That luggage cover proved to be Graeme’s nemesis: it’s not obvious what you do with it, is it?” he queried. “You assume you might have to release a clip or something but you just slide it along the channels in the side of the boot.”

Gareth Evans, Deputy Road Test Editor, 2m:30s

Gareth’s competitive streak from the race circuit came to the fore in this challenge, but he clocked a time 39 seconds slower than Kieren’s, it proved to be a case of more haste, less speed.

Although Gareth’s actions were broadly correct, in his quest for pace he actually lost time – pulling the concertinaed rear carpet out to release the third row of seats cost unnecessary seconds.

Like Graeme, Gareth fell foul of the luggage cover, with blood-dribbling consequences: “trying to get the cover out of the recess quickly caused me to pull the spring-loaded end off, cutting my hand – the rest of it seems straightforward when you get to grips with it.”

Percy Lawman, Production Manager, 2m:41s

As well as looking after the gubbins behind Parkers’ website, Pers also assumes the role of chief photographer, meaning he gets to know many cars inside out.

If I was a betting man I’d have placed a fiver on him winning the challenge but it wasn’t to be. Although Pers gradually figured it out, there were a few blind alleys, such as the folded central seat initially being too far forward and wrestling with the rearmost seats.

“It didn’t seem obvious how you could lower the third row with the parcel shelf there,” Pers complained, “but when you pull the carpet back you can see they’ll fold down regardless.”

Adam Binnie, Staff Writer, 3m:17s

Parkers’ newest recruit is quickly gaining experience about how different cars operate but the Picasso’s middle row foxed him.

“The levers at the top of the second row seats are immediately noticeable, so you grab them expecting the seat to fold – except it doesn’t, it’s for getting into the third row,” explained Adam.

Once he’d spotted the red straps behind the seats the rest was plain sailing, but it was too late to keep his time sub-three minutes.

Debbie Wood, Senior Staff Writer, 4m:12s

We all have moments where we can’t see the wood for the trees (no pun intended) and for Senior Staffer Debbie, hers was during the challenge.

As with Adam, Debbie lost lots of time trying to lower the middle row of seats by pulling the wrong handles; when she did find the right ones they still didn’t work as she tugged them horizontally instead of vertically.

Oh! That was a nightmare,” conceded Debbie, “now I’ve done it, it all makes sense. Can I have another go?”

Wildcard – Sophie Douglas, Web Editor for Mother & Baby, 1m:59s

Sister title Mother & Baby’s Sophie is a people carrier first timer. Having never driven or poked around inside one, she was our MPV novice. Not that it showed.

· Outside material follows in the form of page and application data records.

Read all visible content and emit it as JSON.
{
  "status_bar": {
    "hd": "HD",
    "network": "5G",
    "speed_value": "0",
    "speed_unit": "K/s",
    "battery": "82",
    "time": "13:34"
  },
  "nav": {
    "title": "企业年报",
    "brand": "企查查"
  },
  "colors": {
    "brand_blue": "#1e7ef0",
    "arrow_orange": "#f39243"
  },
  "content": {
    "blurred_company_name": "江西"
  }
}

Diligently inspecting the Picasso’s interior, Sophie intuitively grabbed all the correct handles first time around, shuffling the load space cover out with ease and ensuring the gap between middle row and boot floor was bridged with the flip-down boards.

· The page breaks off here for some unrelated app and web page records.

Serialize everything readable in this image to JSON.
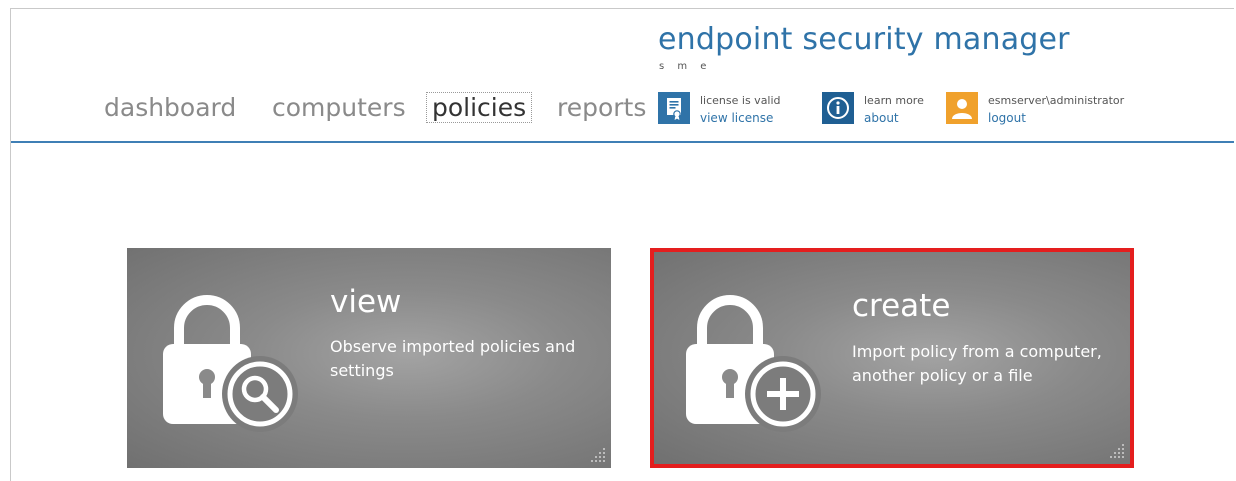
{
  "header": {
    "title": "endpoint security manager",
    "subtitle": "s m e"
  },
  "nav": {
    "items": [
      {
        "label": "dashboard"
      },
      {
        "label": "computers"
      },
      {
        "label": "policies",
        "active": true
      },
      {
        "label": "reports"
      }
    ]
  },
  "account": {
    "license": {
      "line1": "license is valid",
      "link": "view license",
      "icon": "license-certificate-icon"
    },
    "info": {
      "line1": "learn more",
      "link": "about",
      "icon": "info-icon"
    },
    "user": {
      "line1": "esmserver\\administrator",
      "link": "logout",
      "icon": "user-icon"
    }
  },
  "tiles": [
    {
      "title": "view",
      "description": "Observe imported policies and settings",
      "icon": "lock-search-icon",
      "selected": false
    },
    {
      "title": "create",
      "description": "Import policy from a computer, another policy or a file",
      "icon": "lock-add-icon",
      "selected": true
    }
  ],
  "colors": {
    "accent": "#2f73a8",
    "license_icon": "#2f73a8",
    "info_icon": "#1f5f93",
    "user_icon": "#f0a12c",
    "selection_border": "#e41e1e",
    "tile_bg": "#8a8a8a"
  }
}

The result of her methodological display was the second fastest time. “I’m pleased with that,” beamed Sophie, “I reckon I could do it in less than a minute if I tried that again.”

Sophie’s experience was arguably the most telling, because the whole seat-flattening process came so instinctively to her.

Perhaps the test team’s exposure to so many different cars’ nuances prevented the Picasso’s workings from being so obvious. It’s something I’ll revisit with other people carrier newbies in the coming months.

Total mileage: 2,925 miles (started at 394)

Average mpg: 39.3mpg